It may be winter, but in Paris, Venus saunters on to the Bastille stage during Wagner's overture stark naked. Robert Carsen's Tannhäuser, the Paris Opera's first since 1984, was hotly anticipated, but the first performances were semi-staged due to a stagehand strike. When the full monty was revealed, it was worth waiting for.
Resettings of operas that work are rare, but the transformation of Tannhäuser into a radical artist succeeds because it enhances the work's core issues: sex vs spirituality, progressive art vs the establishment. Perfect, too, that it's in Paris, where Tannhäuser caused a riot in 1861: the Jockey Club was furious that there was no ballet in the second act.
Here, the ballet appears after the overture, in Venusberg, and this time, the Jockey Club wouldn't have known what had hit it: Tannhäuser paints the naked Venus aided by male dancers and an orgy of scarlet paint.
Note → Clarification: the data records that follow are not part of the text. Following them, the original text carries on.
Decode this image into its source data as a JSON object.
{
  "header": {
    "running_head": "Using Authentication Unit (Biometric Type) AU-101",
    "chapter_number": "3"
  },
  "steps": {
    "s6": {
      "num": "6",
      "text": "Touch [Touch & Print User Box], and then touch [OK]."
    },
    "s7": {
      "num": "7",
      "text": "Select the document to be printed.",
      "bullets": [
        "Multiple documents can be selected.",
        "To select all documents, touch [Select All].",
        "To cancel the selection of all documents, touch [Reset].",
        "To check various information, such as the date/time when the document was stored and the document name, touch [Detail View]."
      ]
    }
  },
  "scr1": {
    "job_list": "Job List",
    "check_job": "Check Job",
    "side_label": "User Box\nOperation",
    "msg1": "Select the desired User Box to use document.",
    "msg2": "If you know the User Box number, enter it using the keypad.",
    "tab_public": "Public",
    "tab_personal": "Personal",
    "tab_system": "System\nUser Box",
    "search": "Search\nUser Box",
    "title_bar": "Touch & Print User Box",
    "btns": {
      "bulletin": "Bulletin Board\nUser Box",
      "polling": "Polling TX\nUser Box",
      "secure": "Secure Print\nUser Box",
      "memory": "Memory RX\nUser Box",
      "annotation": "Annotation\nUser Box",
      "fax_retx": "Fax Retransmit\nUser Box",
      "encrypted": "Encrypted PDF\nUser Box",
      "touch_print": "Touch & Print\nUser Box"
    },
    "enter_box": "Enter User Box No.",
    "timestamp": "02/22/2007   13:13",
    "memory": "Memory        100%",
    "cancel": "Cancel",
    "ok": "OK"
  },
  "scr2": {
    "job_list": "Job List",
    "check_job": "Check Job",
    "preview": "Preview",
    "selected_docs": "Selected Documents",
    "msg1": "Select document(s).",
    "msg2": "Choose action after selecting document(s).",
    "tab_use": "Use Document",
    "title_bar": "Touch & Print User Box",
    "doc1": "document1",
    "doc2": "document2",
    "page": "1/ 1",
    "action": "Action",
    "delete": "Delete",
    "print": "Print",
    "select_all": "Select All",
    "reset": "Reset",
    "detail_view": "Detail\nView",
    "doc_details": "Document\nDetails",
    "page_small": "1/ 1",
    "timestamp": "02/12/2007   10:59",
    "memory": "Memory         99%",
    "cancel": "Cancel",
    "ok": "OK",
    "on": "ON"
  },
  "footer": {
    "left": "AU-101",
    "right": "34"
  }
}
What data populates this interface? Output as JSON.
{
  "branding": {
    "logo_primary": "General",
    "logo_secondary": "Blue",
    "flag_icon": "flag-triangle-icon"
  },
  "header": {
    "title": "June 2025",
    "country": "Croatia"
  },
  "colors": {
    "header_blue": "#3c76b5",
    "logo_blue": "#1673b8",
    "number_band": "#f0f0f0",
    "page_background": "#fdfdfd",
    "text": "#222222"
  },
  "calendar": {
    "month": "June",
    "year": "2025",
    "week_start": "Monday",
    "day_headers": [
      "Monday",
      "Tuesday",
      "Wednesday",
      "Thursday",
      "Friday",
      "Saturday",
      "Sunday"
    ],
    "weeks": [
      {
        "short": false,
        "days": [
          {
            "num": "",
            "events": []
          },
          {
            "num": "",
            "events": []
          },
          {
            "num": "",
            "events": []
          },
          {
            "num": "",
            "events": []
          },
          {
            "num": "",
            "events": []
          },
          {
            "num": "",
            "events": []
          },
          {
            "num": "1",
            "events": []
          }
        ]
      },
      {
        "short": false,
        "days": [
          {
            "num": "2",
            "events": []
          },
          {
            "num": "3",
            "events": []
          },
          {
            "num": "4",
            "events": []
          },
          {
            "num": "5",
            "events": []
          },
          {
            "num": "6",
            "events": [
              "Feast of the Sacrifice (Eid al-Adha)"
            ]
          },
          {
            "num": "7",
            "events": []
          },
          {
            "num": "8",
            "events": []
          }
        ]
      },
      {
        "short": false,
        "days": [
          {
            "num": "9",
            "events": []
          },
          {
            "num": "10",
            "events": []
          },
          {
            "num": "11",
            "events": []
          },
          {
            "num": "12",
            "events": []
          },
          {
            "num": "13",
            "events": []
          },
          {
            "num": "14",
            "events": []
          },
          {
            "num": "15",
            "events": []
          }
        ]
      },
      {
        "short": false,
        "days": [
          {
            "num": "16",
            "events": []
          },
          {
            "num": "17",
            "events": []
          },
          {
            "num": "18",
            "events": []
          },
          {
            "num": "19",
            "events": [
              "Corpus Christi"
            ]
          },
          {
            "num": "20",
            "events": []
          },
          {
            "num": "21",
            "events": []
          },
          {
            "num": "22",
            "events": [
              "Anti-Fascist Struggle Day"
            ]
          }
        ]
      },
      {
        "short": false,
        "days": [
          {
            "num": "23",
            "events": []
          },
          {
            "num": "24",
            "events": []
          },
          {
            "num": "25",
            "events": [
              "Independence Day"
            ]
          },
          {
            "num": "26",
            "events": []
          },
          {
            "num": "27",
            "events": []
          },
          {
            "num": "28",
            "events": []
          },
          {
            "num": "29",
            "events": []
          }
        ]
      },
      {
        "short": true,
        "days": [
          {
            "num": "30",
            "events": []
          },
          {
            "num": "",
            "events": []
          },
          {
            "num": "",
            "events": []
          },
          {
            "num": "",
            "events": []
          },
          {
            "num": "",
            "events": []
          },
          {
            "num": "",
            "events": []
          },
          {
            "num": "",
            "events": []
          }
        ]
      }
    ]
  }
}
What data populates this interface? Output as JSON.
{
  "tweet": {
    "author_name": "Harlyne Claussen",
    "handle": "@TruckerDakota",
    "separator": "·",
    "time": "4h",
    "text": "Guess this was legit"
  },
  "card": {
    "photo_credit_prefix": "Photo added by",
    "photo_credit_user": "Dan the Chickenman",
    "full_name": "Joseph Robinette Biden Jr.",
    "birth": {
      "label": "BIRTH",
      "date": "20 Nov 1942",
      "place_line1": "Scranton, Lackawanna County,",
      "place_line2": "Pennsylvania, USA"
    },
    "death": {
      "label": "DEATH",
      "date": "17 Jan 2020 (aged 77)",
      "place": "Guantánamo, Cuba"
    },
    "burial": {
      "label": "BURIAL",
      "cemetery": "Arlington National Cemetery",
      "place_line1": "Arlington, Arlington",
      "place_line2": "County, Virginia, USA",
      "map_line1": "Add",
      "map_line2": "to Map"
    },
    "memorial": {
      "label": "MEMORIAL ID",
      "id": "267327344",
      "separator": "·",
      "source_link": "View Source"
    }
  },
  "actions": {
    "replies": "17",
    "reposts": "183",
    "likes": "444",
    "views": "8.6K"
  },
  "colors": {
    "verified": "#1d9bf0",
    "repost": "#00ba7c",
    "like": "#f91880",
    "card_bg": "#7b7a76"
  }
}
Act II's song contest is transformed with aplomb into a painting concours, and symbolism returns in Act III when Elisabeth strips off to merge with Venus. With the final chorus comes Tann-häuser's salvation: his canvas hung among masterpieces.
Stephen Gould's voice is as powerful as his presence as Tannhäuser. His Elisabeth is Eva-Marie Westbroek, her "Dich, teure Halle" sung with radiant ease. There's exquisite richness of tone from Batrice Uria-Monzon as Venus, and superb performances from Franz-Josef Selig as Hermann and the chorus. But most unforgettable is Matthias Goerne as Wolfram, with his magical phrasing, charcoal-soft baritone and gut-wrenching inwardness. And, under Seiji Ozawa's mercurial baton, the orchestral playing is sensitive and full of lan.Reuse content